#### Work to be completed
Locate each line in the records containing "Print". Copy it.

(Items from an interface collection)
+++

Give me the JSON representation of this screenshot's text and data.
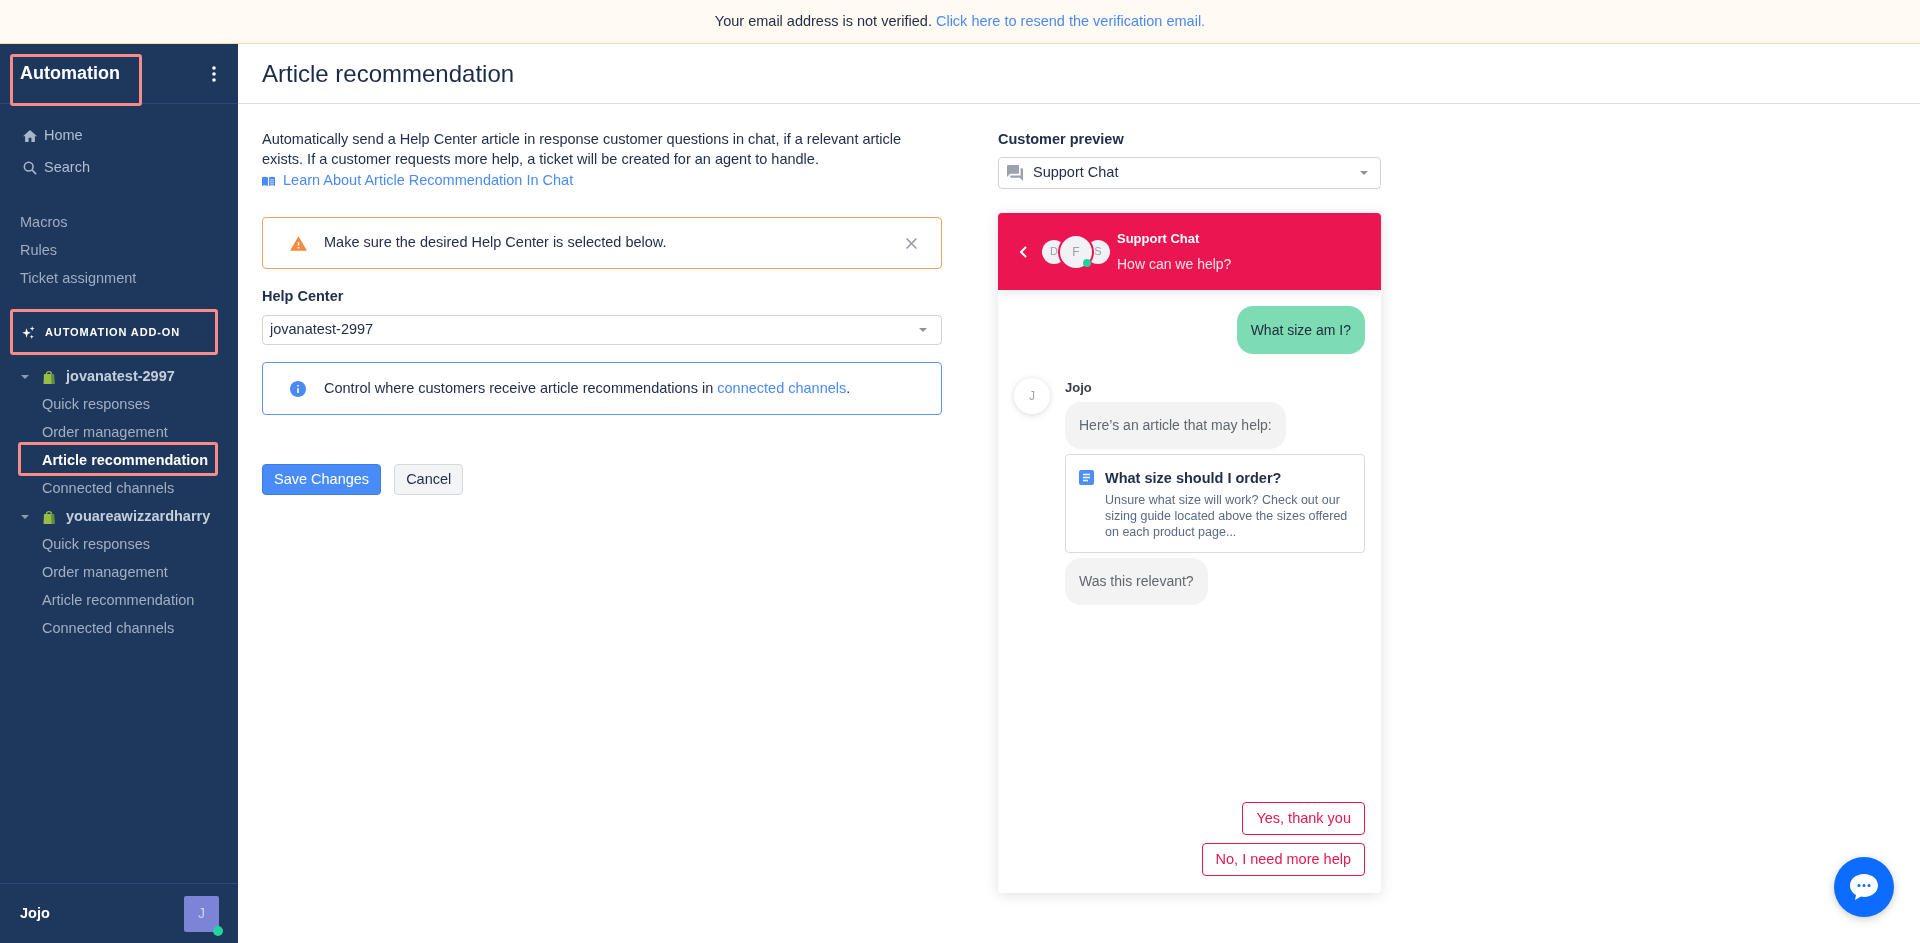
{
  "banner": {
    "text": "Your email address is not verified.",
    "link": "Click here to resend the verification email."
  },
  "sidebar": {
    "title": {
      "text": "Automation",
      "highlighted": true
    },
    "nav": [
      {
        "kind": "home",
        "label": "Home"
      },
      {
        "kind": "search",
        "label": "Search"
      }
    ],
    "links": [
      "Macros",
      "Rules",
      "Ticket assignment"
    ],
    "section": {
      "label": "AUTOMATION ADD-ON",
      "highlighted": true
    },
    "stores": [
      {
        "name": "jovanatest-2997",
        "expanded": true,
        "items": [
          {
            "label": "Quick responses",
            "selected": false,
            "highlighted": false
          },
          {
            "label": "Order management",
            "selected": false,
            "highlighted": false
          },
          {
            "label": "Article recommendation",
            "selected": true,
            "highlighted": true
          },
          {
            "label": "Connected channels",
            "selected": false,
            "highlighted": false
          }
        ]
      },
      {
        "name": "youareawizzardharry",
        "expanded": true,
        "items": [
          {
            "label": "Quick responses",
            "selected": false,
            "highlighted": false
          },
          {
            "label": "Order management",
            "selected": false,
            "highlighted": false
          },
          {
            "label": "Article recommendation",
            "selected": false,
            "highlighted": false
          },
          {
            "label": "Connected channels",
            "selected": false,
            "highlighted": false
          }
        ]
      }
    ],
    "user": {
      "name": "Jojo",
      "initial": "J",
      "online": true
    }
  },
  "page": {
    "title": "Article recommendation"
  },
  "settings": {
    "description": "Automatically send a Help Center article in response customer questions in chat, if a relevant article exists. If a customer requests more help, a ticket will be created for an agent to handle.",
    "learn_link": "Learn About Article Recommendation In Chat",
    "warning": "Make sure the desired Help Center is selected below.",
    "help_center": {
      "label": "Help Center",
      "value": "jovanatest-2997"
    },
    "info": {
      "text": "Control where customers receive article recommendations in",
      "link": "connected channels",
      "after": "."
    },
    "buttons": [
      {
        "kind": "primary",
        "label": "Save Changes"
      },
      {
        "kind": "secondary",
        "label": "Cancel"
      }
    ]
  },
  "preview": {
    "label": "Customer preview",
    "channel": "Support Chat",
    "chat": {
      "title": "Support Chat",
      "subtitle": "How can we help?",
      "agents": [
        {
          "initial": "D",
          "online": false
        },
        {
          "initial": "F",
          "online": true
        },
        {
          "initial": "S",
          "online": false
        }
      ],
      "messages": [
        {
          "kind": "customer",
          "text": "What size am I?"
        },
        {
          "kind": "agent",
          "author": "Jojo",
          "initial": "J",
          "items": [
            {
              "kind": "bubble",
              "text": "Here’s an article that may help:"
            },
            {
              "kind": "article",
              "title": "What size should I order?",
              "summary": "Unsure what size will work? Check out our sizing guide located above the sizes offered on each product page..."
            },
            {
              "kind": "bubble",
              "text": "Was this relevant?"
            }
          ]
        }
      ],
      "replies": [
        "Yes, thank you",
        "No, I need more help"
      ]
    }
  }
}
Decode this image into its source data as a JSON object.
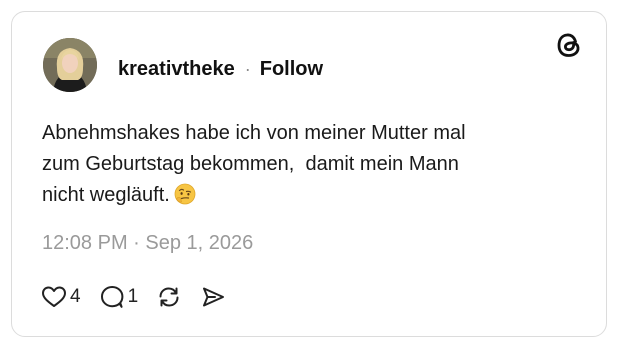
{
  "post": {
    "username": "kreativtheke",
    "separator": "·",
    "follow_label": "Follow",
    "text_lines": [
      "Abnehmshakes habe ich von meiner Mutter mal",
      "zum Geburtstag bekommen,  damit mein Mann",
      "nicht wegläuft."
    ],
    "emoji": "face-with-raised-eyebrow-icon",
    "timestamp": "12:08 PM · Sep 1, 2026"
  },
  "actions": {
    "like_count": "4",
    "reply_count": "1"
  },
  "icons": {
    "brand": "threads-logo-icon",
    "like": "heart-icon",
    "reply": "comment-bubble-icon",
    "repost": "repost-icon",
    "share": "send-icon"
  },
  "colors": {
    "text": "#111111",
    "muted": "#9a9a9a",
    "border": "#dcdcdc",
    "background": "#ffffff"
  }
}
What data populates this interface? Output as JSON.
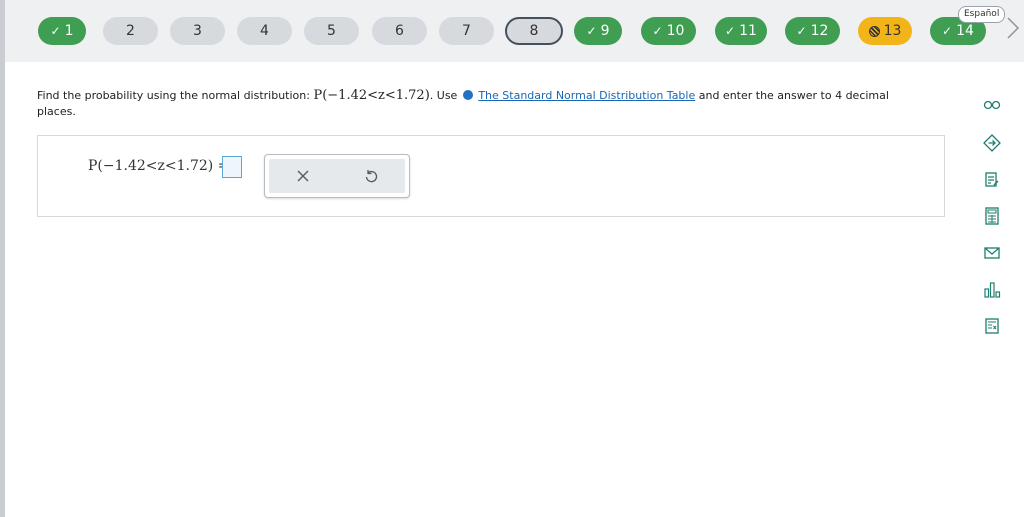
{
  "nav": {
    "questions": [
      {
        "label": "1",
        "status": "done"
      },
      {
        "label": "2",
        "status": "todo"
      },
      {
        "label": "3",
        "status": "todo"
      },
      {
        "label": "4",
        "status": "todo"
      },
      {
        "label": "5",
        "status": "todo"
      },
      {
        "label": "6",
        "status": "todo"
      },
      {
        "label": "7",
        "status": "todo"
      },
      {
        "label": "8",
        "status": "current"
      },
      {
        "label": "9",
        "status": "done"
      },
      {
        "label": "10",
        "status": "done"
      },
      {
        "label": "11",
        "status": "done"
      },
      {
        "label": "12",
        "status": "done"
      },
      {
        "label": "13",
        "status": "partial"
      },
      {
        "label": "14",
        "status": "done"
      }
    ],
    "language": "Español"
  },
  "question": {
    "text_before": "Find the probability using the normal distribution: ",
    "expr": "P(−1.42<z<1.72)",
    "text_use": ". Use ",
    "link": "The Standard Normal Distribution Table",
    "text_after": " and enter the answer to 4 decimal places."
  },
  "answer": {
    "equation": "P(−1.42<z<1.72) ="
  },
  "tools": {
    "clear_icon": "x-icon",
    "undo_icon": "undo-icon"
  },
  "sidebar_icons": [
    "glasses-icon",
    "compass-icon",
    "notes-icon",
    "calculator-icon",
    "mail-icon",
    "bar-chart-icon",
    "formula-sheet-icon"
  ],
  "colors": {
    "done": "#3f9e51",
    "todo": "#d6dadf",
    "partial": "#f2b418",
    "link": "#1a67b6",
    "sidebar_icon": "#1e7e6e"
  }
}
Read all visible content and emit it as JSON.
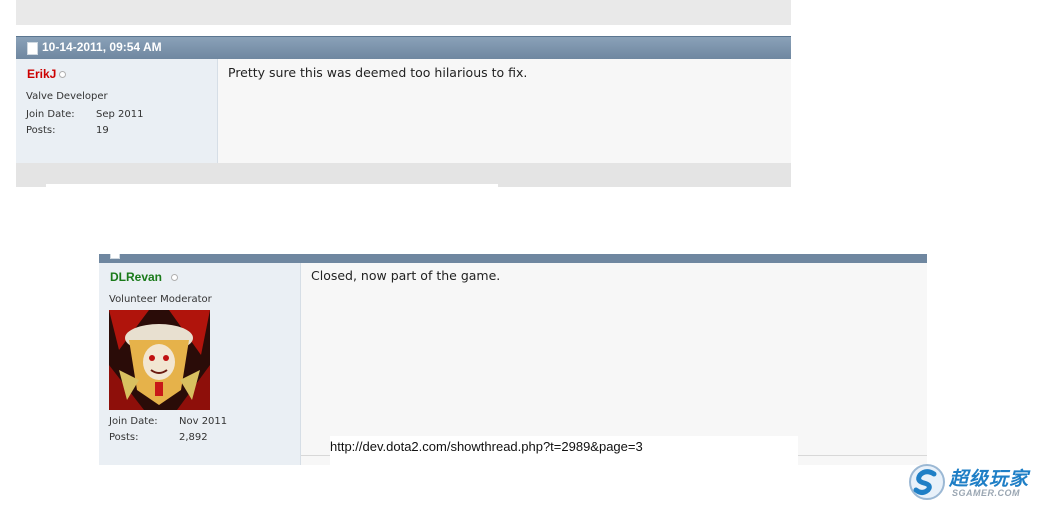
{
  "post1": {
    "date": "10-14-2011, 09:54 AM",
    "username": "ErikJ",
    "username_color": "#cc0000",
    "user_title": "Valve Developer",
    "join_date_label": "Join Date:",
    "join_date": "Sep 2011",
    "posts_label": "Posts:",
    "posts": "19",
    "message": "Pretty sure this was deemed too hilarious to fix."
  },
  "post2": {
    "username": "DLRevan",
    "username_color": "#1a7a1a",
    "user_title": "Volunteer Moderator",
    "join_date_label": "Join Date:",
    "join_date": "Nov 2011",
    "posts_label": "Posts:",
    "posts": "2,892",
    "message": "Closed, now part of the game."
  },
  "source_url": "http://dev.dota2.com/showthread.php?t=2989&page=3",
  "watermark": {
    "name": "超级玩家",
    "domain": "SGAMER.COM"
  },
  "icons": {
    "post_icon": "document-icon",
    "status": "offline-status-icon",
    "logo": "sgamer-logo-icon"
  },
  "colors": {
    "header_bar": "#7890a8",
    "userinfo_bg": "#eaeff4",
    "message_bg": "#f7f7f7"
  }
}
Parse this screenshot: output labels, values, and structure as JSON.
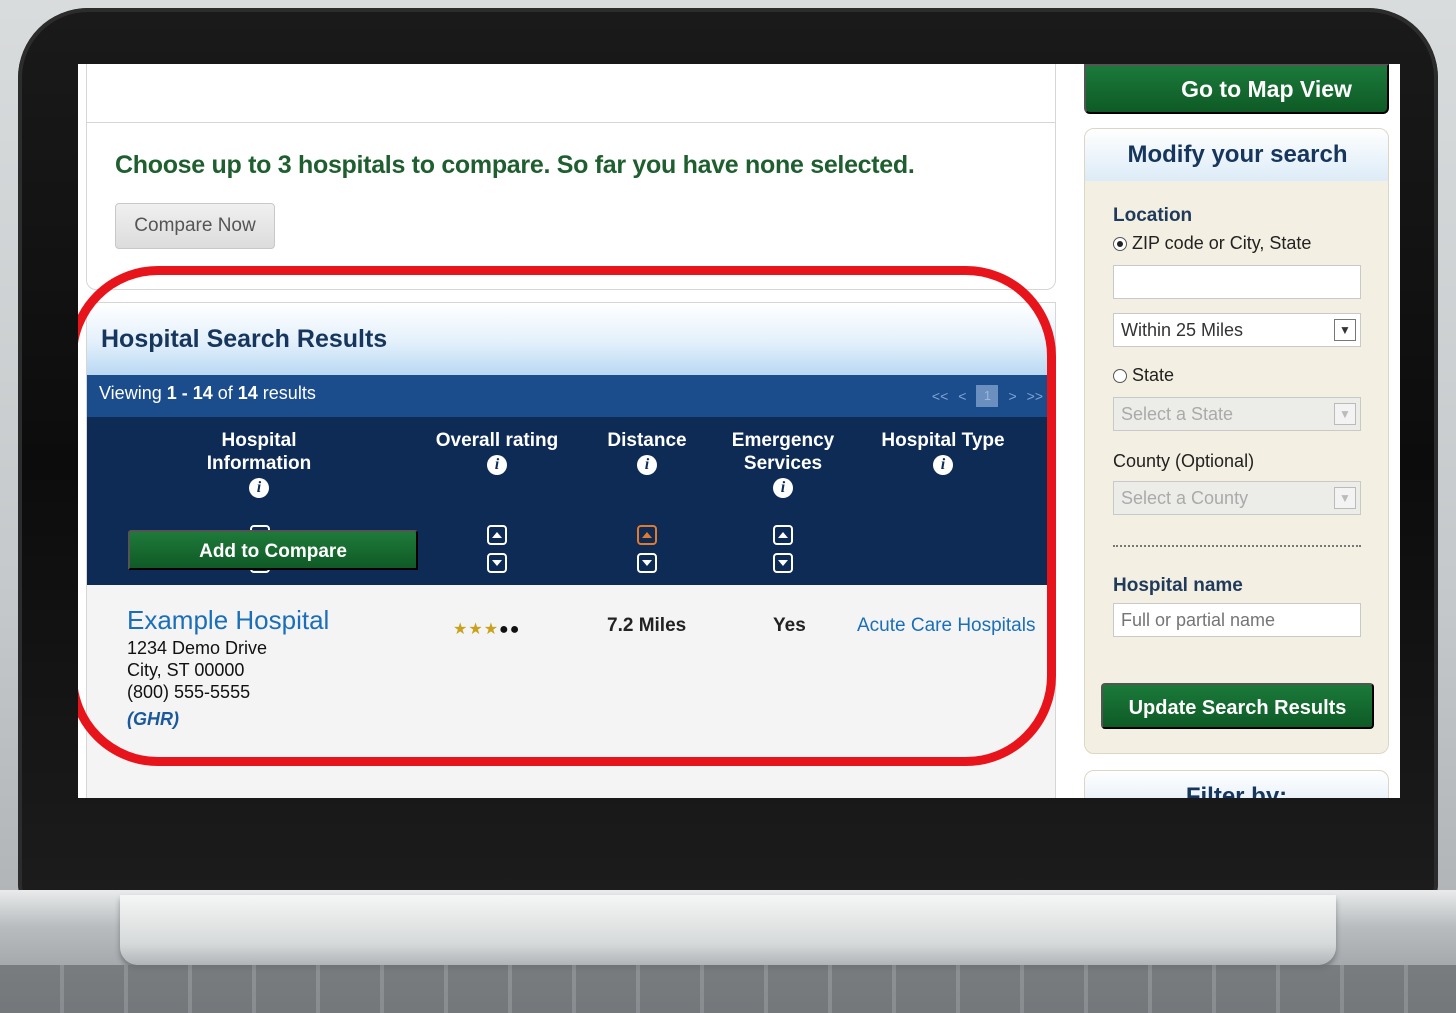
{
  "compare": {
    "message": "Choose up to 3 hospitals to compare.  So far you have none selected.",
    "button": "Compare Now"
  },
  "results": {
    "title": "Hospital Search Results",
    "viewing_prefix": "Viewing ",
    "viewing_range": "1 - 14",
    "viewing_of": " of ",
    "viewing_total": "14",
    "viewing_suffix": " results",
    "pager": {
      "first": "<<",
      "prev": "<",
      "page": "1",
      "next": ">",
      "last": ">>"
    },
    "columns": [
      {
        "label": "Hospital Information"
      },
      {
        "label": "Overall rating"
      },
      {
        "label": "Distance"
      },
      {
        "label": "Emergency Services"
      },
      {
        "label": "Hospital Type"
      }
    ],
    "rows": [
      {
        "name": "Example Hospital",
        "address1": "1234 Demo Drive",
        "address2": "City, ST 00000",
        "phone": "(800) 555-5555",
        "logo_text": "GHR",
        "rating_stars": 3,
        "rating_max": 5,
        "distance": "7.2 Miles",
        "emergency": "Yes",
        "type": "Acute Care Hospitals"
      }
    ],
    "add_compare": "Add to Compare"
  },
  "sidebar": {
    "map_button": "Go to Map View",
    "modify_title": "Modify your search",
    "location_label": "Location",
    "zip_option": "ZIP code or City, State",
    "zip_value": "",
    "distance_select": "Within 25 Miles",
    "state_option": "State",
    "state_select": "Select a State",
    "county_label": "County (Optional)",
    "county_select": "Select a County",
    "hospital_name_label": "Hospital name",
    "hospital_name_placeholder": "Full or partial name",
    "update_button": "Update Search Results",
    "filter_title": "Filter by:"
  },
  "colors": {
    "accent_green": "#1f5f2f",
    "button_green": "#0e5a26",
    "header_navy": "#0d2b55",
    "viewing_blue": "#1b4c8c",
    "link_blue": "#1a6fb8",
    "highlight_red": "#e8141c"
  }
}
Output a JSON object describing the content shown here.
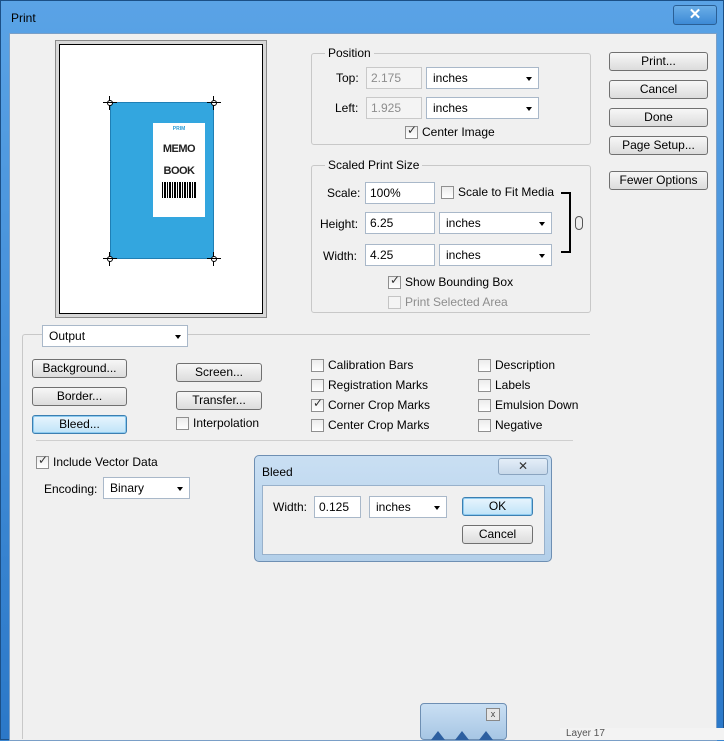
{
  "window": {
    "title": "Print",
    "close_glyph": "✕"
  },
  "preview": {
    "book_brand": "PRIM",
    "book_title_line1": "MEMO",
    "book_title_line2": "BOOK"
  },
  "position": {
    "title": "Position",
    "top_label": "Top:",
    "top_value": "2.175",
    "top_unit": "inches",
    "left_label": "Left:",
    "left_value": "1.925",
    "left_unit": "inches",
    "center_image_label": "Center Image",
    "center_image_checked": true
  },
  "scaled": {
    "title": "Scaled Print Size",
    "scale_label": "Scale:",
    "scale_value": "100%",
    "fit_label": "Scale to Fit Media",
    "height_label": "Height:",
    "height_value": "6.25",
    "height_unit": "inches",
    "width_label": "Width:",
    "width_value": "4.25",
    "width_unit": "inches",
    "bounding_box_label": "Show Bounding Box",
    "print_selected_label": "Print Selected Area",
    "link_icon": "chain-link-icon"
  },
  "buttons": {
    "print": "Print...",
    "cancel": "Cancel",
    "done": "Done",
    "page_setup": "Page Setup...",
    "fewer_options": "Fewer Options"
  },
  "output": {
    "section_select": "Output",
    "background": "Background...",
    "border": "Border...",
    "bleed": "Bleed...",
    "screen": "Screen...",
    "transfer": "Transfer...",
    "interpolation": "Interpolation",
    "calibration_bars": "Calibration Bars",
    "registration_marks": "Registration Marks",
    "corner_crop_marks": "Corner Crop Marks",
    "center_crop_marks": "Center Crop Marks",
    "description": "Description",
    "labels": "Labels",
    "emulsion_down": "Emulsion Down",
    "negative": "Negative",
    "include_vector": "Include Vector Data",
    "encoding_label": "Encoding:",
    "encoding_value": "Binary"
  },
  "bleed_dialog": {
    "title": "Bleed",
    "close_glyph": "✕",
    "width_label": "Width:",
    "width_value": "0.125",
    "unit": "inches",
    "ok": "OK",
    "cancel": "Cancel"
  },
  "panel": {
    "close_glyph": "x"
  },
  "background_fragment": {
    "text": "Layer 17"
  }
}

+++

#### Answer
    "title": "Print",
    "title": "Scaled Print Size",
    "print_selected_label": "Print Selected Area",
    "print": "Print...",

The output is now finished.